I didn’t know there was a wrong to way to make a sacrifice. Shouldn’t the act be enough by itself?
Back in college I went out of my way to help a friend. I mean, I took the better part of my day to help him out. Huge, huge sacrifice! Epic! Look at how much I care for you!
He didn’t respond with much gratitude if any, and I just about lost it. The nerve! How dare he! I spent my day helping you, and you can’t even say thank you?
Richard Rohr has something to say about all of this, and it’s especially timely for my writing work:
“’Sacrifice’ usually leads to a well-hidden sense of entitlement and perpetuates the vicious cycle of merit, a mind-set that leads most of us to assume that we are more deserving than others because of what we have given or done. As the old saying goes, all expectations and self-sacrifice are just resentments waiting to happen.”
Immortal Diamond pg. 47
While most writers struggle with comparing ourselves to others, there’s another subtle trap that we can all fall into: the trap of resentment.
Writing requires sacrifices and commitments that can prove costly, and we can begin to expect a return that is in keeping with what we have given up. As we place a premium on our time, effort, and expertise, we can begin to resent the signs that our “investments” in writing aren’t bringing the proper “returns.”
If only “those people” would notice our sacrifices!
I write in Pray, Write, Grow that I had to learn that my writing is a gift to others. A gift isn’t a transaction. While some of us in a more affluent culture have certainly turned gift-giving into quid pro quo transaction where a gift given must equal the gift received, the nature of a true gift removes any hint of expecting anything in return.
That’s what makes writing so taxing sometimes. We could spend hours, days, and months honing a piece of writing only to see it sink into obscurity. Our audience owes of nothing. Sometimes the gift is well-received and sometimes it remains largely “unopened.”
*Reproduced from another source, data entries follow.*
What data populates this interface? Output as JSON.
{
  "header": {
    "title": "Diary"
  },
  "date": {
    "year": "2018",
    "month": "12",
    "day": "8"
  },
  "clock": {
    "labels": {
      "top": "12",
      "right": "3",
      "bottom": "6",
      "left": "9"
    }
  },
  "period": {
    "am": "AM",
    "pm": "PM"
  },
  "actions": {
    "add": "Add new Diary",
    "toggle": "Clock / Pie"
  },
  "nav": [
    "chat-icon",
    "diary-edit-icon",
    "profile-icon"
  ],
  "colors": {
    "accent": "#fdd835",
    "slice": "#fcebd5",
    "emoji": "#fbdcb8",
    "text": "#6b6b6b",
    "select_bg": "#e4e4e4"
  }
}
I’ve been there. Heck, I’ve LIVED there for months at a time. There’s been no greater challenge than watching a book I’ve labored over fizzle as readers see it, shrug, and walk away.
Anything we do for others can become a resentment trap if it has called for sacrifices. We can begin thinking, “I had to give up so much for you! The least you could do is appreciate it on my terms!”
The moment we fall into the resentment trap, we turn a “gift” into a transaction, even if we’re not expecting something tangible in return. We’ve made a particular response or affirmation part of the exchange.
At the root of all this, we return to the core issue of identity. Where do you find your identity? Do you let God define who you are and what you’re worth? Do you let your work or other people determine your value?
Most writers I know hate editing, but what really breaks us is the publicity and marketing process—the moment when we put our finished work in front of readers and pray that some read it, enjoy it, and, hopefully, share it with others.
Letting go of my hopes and expectations for my writing has been excruciating. It feels like I’m giving up or at least setting my sites ridiculously low.
Letting go of my hopes and expectations for my writing has also been liberating. I just have to be faithful. I have to write where I feel led. And if I’m only going to base my success on faithfulness, then I’m only more motivated to make sure my work lines up with God’s direction for my life.
Can you see how that works?
If I’m only writing out of a sense of faithfulness to God, then I better sort out God’s direction first.
Without that direction, my work is a complete waste of time. If I’m not looking for anyone else’s approval or applause, I need to at least make sure the starting point is solid. If praise and applause follow, that’s nice, but it’s not the foundation or the driving force behind what I write.
May we learn how to make sacrifices without falling into the trap of resentment.
May we find the freedom and joy of giving our creative work to others as a true gift.
About This Series
Rohr for Writers is a new blog series at www.edcyzewski.com that is based on the ways Richard Rohr’s writing speaks to writers. We’re going to spend the first few weeks looking at key quotes from Immortal Diamond.
Learn More about Prayer and Writing
You can grow in both your prayer and writing by developing the same practices. Check out my new book Pray, Write, Grow: Cultivating Prayer and Writing Together to learn simple exercises you can incorporate into your day right now.